A Twitter thread made me think about a ton of things I’ve been trying to reconcile for a while, which deserved a proper blog post while I sit at this San Franciscan coffee shop like a good little hipster nerd.

Self esteem

Long-time tweeter @dai1313 retweeted artist @fkey123, which I liked and subsequently retweeted — view the artists’s original tweet for the full size:

It, along with this art and this political cartoon made me think how distant artistic skills seem:

How do people even art. The phrase “I can’t even draw stick figures” gets thrown around a lot… (via @dai1313)

This garnered a response from the one above:

Lol same. Hidden behind every great artist is 10,000 hours of sucking realllllllly bad at art. It’s the same as putting your passion for computers above and beyond your job.

There’s a lot of truth to that. There are so many things I’ve been fascinated to try: jujitsu, fencing, open-source software development; but have been scared away at the thought of being judged.

FreeBSD core contributor, podcaster, and author Allan Jude at AsiaBSDCon introduced me to Imposter Syndrome which definitely resonates. Even in projects or endeavours I’ve presented to the world, including this blog, I still feel like I’m faking it till I make it, when the real experts are out there experting.

Maybe that’s the double-edged sword artists and developers share: unlike others, we can toil in expletive-filled privacy until we’re confident enough to show the world; but then breaking out of that shell becomes a struggle.

Is this appropriate?

Which leads to the second comment by @dai1313:

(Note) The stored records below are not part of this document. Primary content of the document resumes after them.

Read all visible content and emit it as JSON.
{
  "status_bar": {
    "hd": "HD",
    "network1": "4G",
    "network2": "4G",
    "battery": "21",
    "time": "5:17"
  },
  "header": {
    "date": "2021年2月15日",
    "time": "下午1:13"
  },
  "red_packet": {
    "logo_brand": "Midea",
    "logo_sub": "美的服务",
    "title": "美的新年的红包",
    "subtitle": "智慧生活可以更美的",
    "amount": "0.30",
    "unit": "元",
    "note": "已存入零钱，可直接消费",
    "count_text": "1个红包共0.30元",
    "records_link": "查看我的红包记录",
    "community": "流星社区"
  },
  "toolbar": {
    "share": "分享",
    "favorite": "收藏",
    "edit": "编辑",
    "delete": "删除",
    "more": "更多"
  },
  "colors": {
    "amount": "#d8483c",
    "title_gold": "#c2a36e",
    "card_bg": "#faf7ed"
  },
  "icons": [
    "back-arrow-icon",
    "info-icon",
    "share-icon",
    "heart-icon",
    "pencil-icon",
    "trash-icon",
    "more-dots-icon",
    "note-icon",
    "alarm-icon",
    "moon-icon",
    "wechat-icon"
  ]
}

Like I always feel a little hesitant to retweet art I find, partly because ‘SMUT’ and [I] know the normies aren’t down with that

It reminds me of this comic by H. Caldwell Tanner:

Anime fan: Whoa, what an insightful metaphor for the degradation of modern culture! Non-anime fan: Why isn't that girl wearing pants.

This applies to so many series, not least fan art. Gurren Lagann is widely considered one of the greats, but Yoko wears a bikini. My sister loved the comedy sci-fi Needless, but warned of “underwear everywhere!” on the part of the gents and ladies. Even a cultural revolution like Madoka Magica carries short skirt warnings by western reviewers — really.

Anime has a very different set of norms given its foreign context, but also decades of accumulated in-jokes and references. It’s reasonable for someone outside this bubble to find it weird or objectionable, even if I can’t relate.

(I was brought up to find people under physical duress with blood and gore far more objectionable, but western society prefers violence to wardrobe malfunctions. That’s fsck’ed, but also for another post).

Thus, I gradually chickened out over the last decade here, and avoided sharing art and series I was watching. I’m sad about that in hindsight; I’d love to go back and see what I thought of certain things at the time.

Do I keep self-censoring? Do I add a NSFW Read More link for posts that some might find questionable? Or do I get over the hangup entirely, and live with the potential shift of this site’s rating? I’m open to suggestions!

Artists respect

And the second part of that above tweet:

[..] but partially also like, it feels like I’m not properly crediting or it undervalues their work or something.

This deserves its own post. But in short, I completely agree, though it took me being in a long term relationship with an artist to make me appreciate it. It shouldn’t have had to.